Dr. Bitton: Dr. Pollack, what do the staff and trainees at your clinic think about this model?

Dr. Pollack: The staff has really enjoyed this. The practice manager and I meet with every member of our staff to assist them with their professional development, which gives us an opportunity to ask how they think we are doing. We hear things like “I’ve never worked anywhere like this. I can’t imagine working anywhere else.” I think it comes back to autonomy and mastery and sense of purpose. I would point out that evidence to support the idea that medical home will improve staff morale and decrease burnout in safety net clinics was published in the Archives of Internal Medicine.6
From the point of view of trainees, all I know is that we are a very requested site for continuity clinic. I believe it’s because they can come here and imagine doing this for a living. One of my personal metrics for the success of this model is by the time our trainees leave they will say, “Hey, maybe I don’t have to be a hospitalist. Maybe being a primary care physician is doable, something I can enjoy and be successful at.”

Dr. Bitton: Dr. Frolkis, what does the conversation in the executive suite sound like around this model?

Dr. Frolkis: I’ve been pleased and encouraged at the support that primary care, and the urgency of the need to transform primary care towards the team based model has enjoyed in the executive suite.
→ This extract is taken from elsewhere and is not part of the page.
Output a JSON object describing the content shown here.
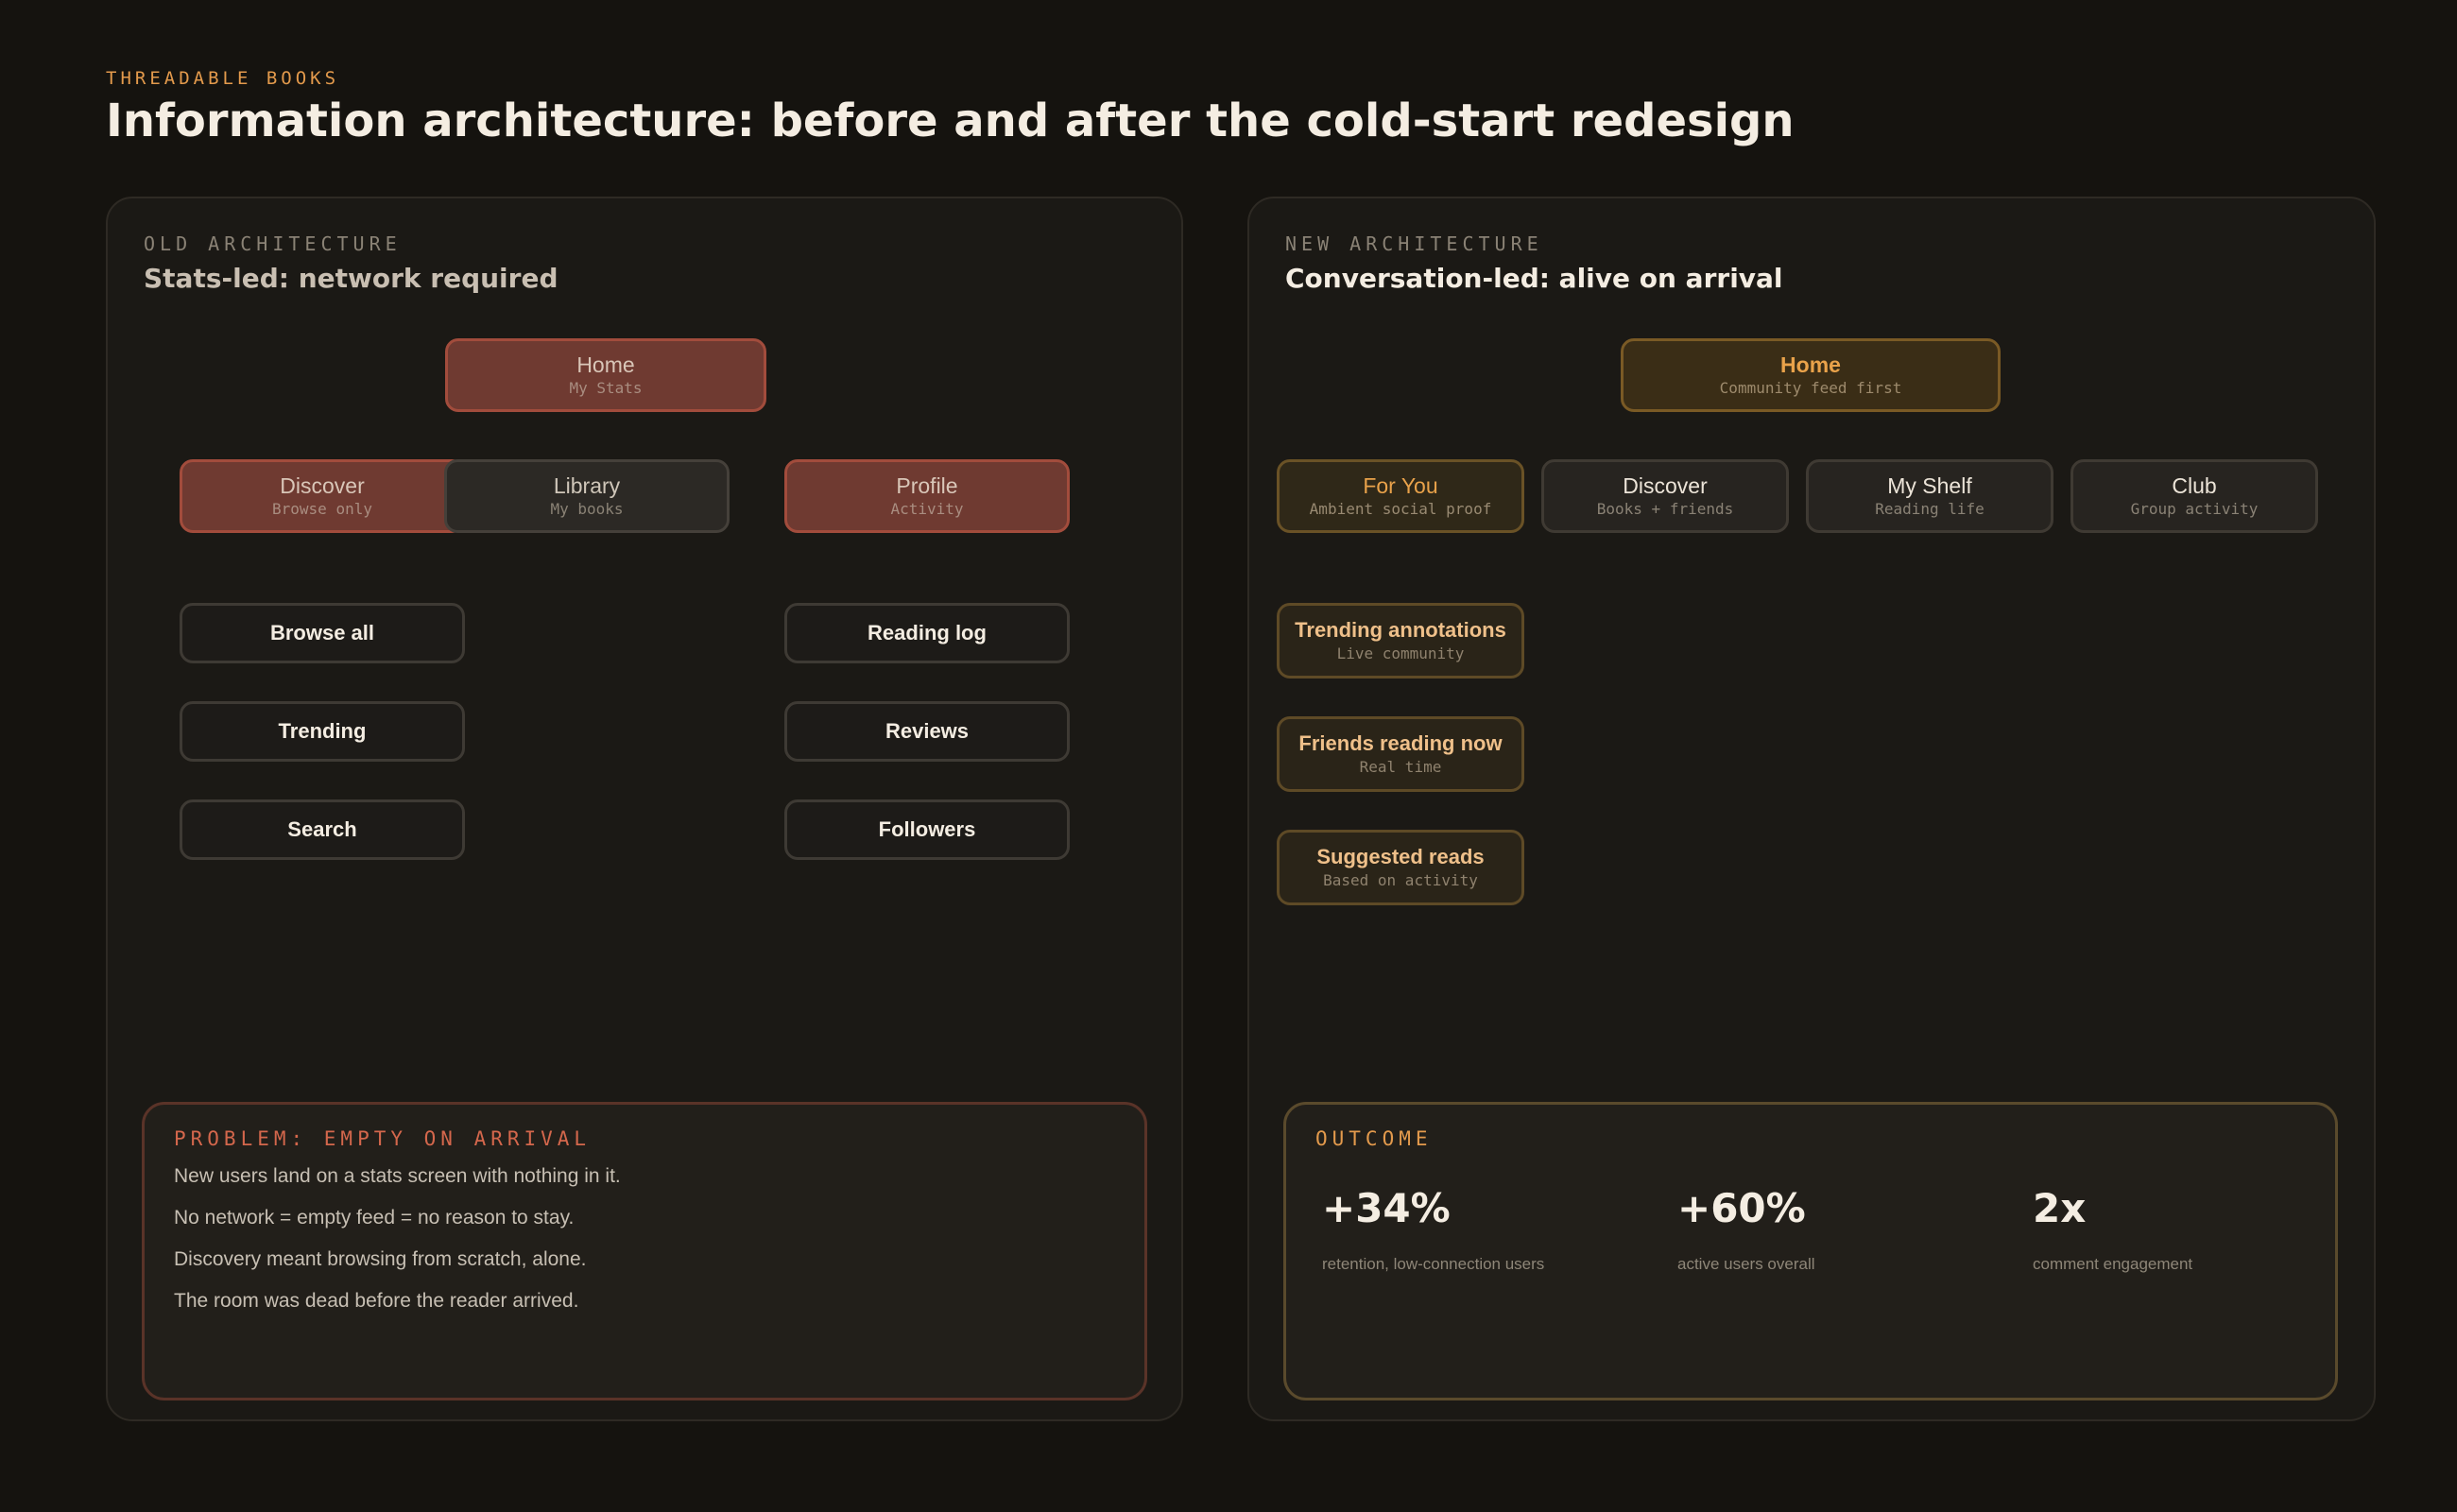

I think that there has been an inevitable learning curve for all of us, but there seems to be a growing understanding that this is something we have to do for the good of the institution and the security of its future.

Dr. Bitton: That gets into the next question for anybody in the group. How do you pay for this model and will it eventually pay for itself?